NWA champions during the past decade. Gagne also traveled to NWA cities
such as Atlanta, St. Louis, Detroit, Kansas City, Amarillo, and Honolulu to
wrestle for National Wrestling Alliance promoters while he was AWA
A super bowl type match between Gagne and the NWA champion was
proposed several times, but the match was never signed. The reasons shy are
complex, but probably the chief one is that NWA promoters feel that Gagne
would not keep the rigid schedule the NWA demands and that Gagne would favor
the present AWA promoters with more appearances in that area. However,
history disproves this because when Gagne held the NWA World's Junior
Heavyweight Championship some years back, he was without a doubt the most traveled
champion that division ever saw and defended the NWA World title in
more areas than any other champ in that division's history.
The time factor may have chief importance. One champion can only
defend his title a maximum of around 300 times per year. Two champions mean twice
as many title matches when you add up both NWA and AWA promotions,
so an agreement would have to include the provision that all promoters in
both alliances would have to cut down the number of title matches in each
individual city if they had one champion for both groups. The
promoters individually are reluctant to cut down the number of times they have
the champion per year and the collective result is that super bowl type
eliminations have been blocked by the individual demands made by
promoters from both alliances on the universal champion that would result.

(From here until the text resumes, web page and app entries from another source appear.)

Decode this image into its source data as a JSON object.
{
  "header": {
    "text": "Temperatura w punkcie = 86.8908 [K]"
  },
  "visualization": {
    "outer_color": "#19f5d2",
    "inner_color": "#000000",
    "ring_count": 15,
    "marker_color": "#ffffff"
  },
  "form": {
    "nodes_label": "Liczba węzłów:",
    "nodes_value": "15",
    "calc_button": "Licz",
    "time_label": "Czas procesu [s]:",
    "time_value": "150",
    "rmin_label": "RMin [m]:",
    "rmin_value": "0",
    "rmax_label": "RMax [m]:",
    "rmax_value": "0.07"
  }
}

Still there is hope. Wally Karbo, the most powerful AWA promoter,
still maintains his membership in the NWA and follows their edicts in all
aspects of the sport except for heavyweight title recognition.
Although no elimination has been signed, the promoters of the NWA
and of the AWA work in close harmony. The channels are open and who knows
what the future may bring. The AWA has never disputed Dory Funk's lineal
claim to the throne. The whole alliance has been based on the injustice of
not giving Verne Gagne a shot at the NWA title for the past fifteen
years. For Verne Gagne's sake, we must hope that this injustice is corrected
soon. After 22 years of professional wrestling, he no longer has many of his
prime years of professional wrestling ahead of him.
Verne Gagne sincerely believes that he is the very best wrestler
in the world today. His record certainly supports that belief and the true World's
Heavyweight Champion should be the man who is the very best wrestler in the
world today. For the sake of wrestling, the Verne Gagne vs. Dory Funk Jr. match
must be made.